A lemma is the canonical form of a word, commonly the infinitive of a verb, the nominative singular of a noun, and the positive of an adjective. The inflected forms belonging to a word would the the forms used for other tenses and persons etc for verbs, case and number for nouns, and comparative/superlative for adjectives.
This raises the question of what a word is, and there is no satisfactory answer to this, even more than 100 years after the foundation of modern linguistics...
Anyway, the 'boldface form' (a term I have not come across in 30 years as a linguist), refers to dictionary headwords, which are lemmas. There are some lemmas that are 'shared' by words which have multiple meanings: the common example in linguistics is bank, which can be a financial institution, the side of a river, a term to describe the process of tilting the wings of an airplane in flight, or it can mean to deposit an amount of money in an account, etc. All these words you would find under bank in a dictionary, but usually under several different entries. So I guess this is what is meant by "multiple boldface forms". However, these are usually completely unrelated words which by accident share the same spelling; in some cases it could also have been the same word that then developed different meanings.

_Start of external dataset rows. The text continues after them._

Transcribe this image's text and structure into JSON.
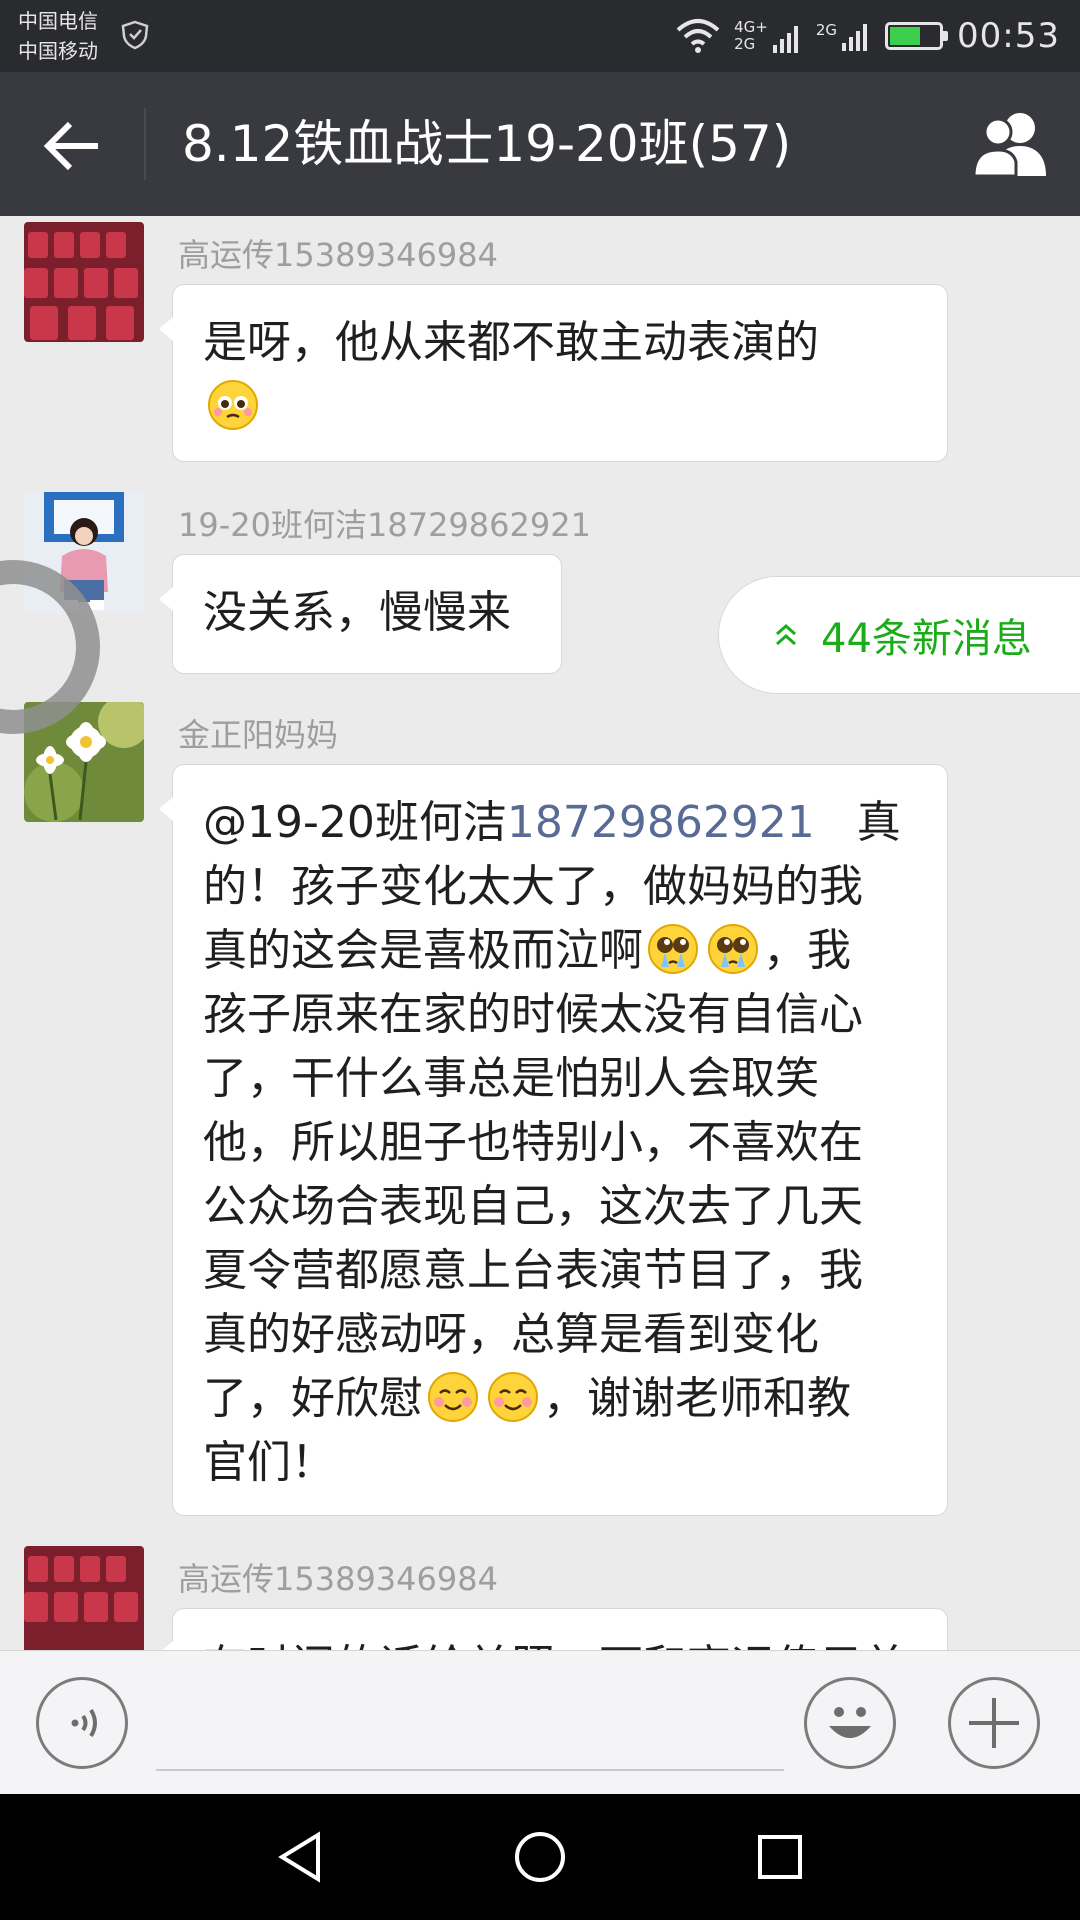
{
  "status_bar": {
    "carrier_1": "中国电信",
    "carrier_2": "中国移动",
    "network_labels": [
      "4G+",
      "2G",
      "2G"
    ],
    "time": "00:53"
  },
  "header": {
    "title": "8.12铁血战士19-20班(57)",
    "back_icon": "back-arrow-icon",
    "members_icon": "group-members-icon"
  },
  "messages": [
    {
      "sender": "高运传15389346984",
      "text": "是呀，他从来都不敢主动表演的",
      "emoji": "pleading-face"
    },
    {
      "sender": "19-20班何洁18729862921",
      "text": "没关系，慢慢来"
    },
    {
      "sender": "金正阳妈妈",
      "mention": "@19-20班何洁",
      "mention_number": "18729862921",
      "line_1_tail": "真",
      "line_2": "的！孩子变化太大了，做妈妈的我",
      "line_3_head": "真的这会是喜极而泣啊",
      "line_3_tail": "，我",
      "line_4": "孩子原来在家的时候太没有自信心",
      "line_5": "了，干什么事总是怕别人会取笑",
      "line_6": "他，所以胆子也特别小，不喜欢在",
      "line_7": "公众场合表现自己，这次去了几天",
      "line_8": "夏令营都愿意上台表演节目了，我",
      "line_9": "真的好感动呀，总算是看到变化",
      "line_10_head": "了，好欣慰",
      "line_10_tail": "，谢谢老师和教",
      "line_11": "官们！"
    },
    {
      "sender": "高运传15389346984",
      "text_partial": "有时间的话给关照一下和高运传只差"
    }
  ],
  "new_messages_badge": "44条新消息",
  "input_bar": {
    "placeholder": ""
  },
  "colors": {
    "accent_green": "#1aad19",
    "mention_blue": "#576b95",
    "title_bar": "#393a3f"
  }
}
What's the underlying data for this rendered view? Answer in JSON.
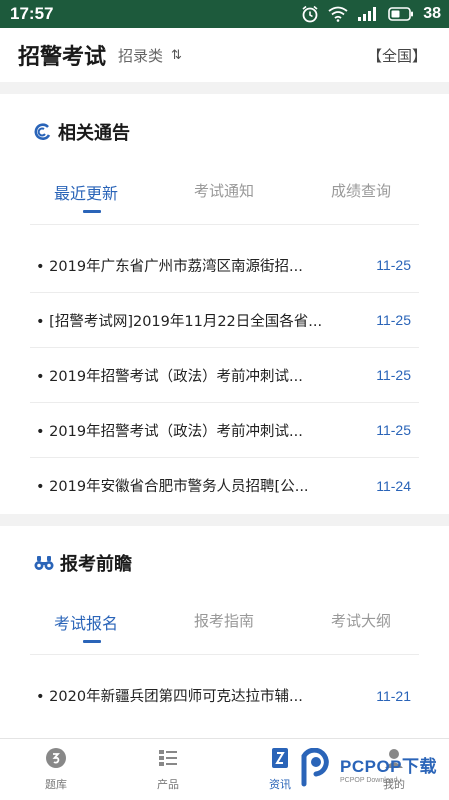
{
  "status_bar": {
    "time": "17:57",
    "battery": "38"
  },
  "header": {
    "title": "招警考试",
    "category": "招录类",
    "region": "【全国】"
  },
  "notices": {
    "title": "相关通告",
    "tabs": [
      "最近更新",
      "考试通知",
      "成绩查询"
    ],
    "items": [
      {
        "text": "• 2019年广东省广州市荔湾区南源街招...",
        "date": "11-25"
      },
      {
        "text": "• [招警考试网]2019年11月22日全国各省...",
        "date": "11-25"
      },
      {
        "text": "• 2019年招警考试（政法）考前冲刺试...",
        "date": "11-25"
      },
      {
        "text": "• 2019年招警考试（政法）考前冲刺试...",
        "date": "11-25"
      },
      {
        "text": "• 2019年安徽省合肥市警务人员招聘[公...",
        "date": "11-24"
      }
    ]
  },
  "outlook": {
    "title": "报考前瞻",
    "tabs": [
      "考试报名",
      "报考指南",
      "考试大纲"
    ],
    "items": [
      {
        "text": "• 2020年新疆兵团第四师可克达拉市辅...",
        "date": "11-21"
      }
    ]
  },
  "bottom_nav": [
    {
      "label": "题库",
      "icon": "question-bank-icon"
    },
    {
      "label": "产品",
      "icon": "list-icon"
    },
    {
      "label": "资讯",
      "icon": "news-icon"
    },
    {
      "label": "我的",
      "icon": "profile-icon"
    }
  ],
  "watermark": {
    "main": "PCPOP下载",
    "sub": "PCPOP Download"
  },
  "colors": {
    "status_bar": "#1d5a3c",
    "accent": "#2a64b8"
  }
}
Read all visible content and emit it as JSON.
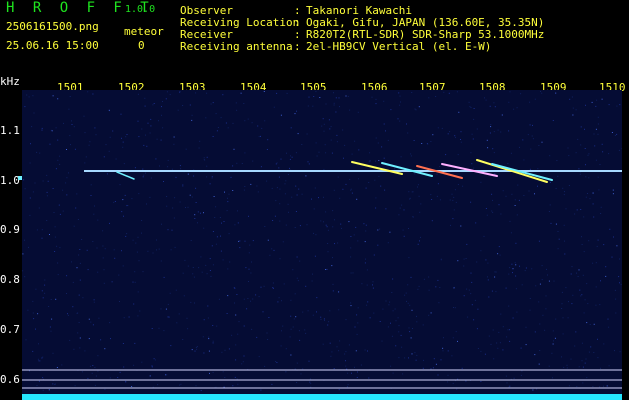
{
  "header": {
    "app_name": "H R O F F T",
    "app_version": "1.0.0",
    "filename": "2506161500.png",
    "datetime": "25.06.16 15:00",
    "meteor_label": "meteor",
    "meteor_count": "0",
    "info": [
      {
        "label": "Observer",
        "value": "Takanori Kawachi"
      },
      {
        "label": "Receiving Location",
        "value": "Ogaki, Gifu, JAPAN (136.60E, 35.35N)"
      },
      {
        "label": "Receiver",
        "value": "R820T2(RTL-SDR) SDR-Sharp 53.1000MHz"
      },
      {
        "label": "Receiving antenna",
        "value": "2el-HB9CV Vertical (el. E-W)"
      }
    ]
  },
  "axis": {
    "y_unit": "kHz",
    "x_ticks": [
      "1501",
      "1502",
      "1503",
      "1504",
      "1505",
      "1506",
      "1507",
      "1508",
      "1509",
      "1510"
    ],
    "y_ticks": [
      "1.1",
      "1.0",
      "0.9",
      "0.8",
      "0.7",
      "0.6"
    ]
  },
  "colors": {
    "header_text": "#ffff3a",
    "title_green": "#1fe41f",
    "background": "#050c34",
    "signal": "#9ad8ff",
    "noise_floor": "#25e6ff"
  }
}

To summarise: the paragraph you quote is plain wrong/sloppy in its use of terminology, as a dictionary headword is a lemma in every dictionary I have seen, but these are not unique, as several different words might have lemmas which are spelled the same way (but they are still different lemmas — no single word would have multiple dictionary entries).
- bank (bank, banks), noun: a financial institution
- bank (bank, banks), noun: the side of a river
- bank (bank, banks, banked, banking), verb: tipping the wings of an airplane
- bank (bank, banks, banked, banking), verb: depositing money in an account
We have four lemmas (in bold), two of which have two inflected forms, and the other two have three each. These are also four different words, with a total of four different word forms (bank and banks are common forms of all words)
Often, to avoid confusion, you would refer to them as $bank_1$ for the financial institution, and $bank_2$ for the river bank, etc. to indicate that they are different words.
You can probably see that English has a number of lemmata (which is the proper plural of lemma, since it's of Greek origin) which is by a factor of 3-4 smaller than the number of word types, whereas in other languages this ratio will be a lot smaller, as they have more inflected variants. An English noun has just singular and plural forms, whereas a German noun would have singular and plural across each of four cases (though some of them would share the same word forms).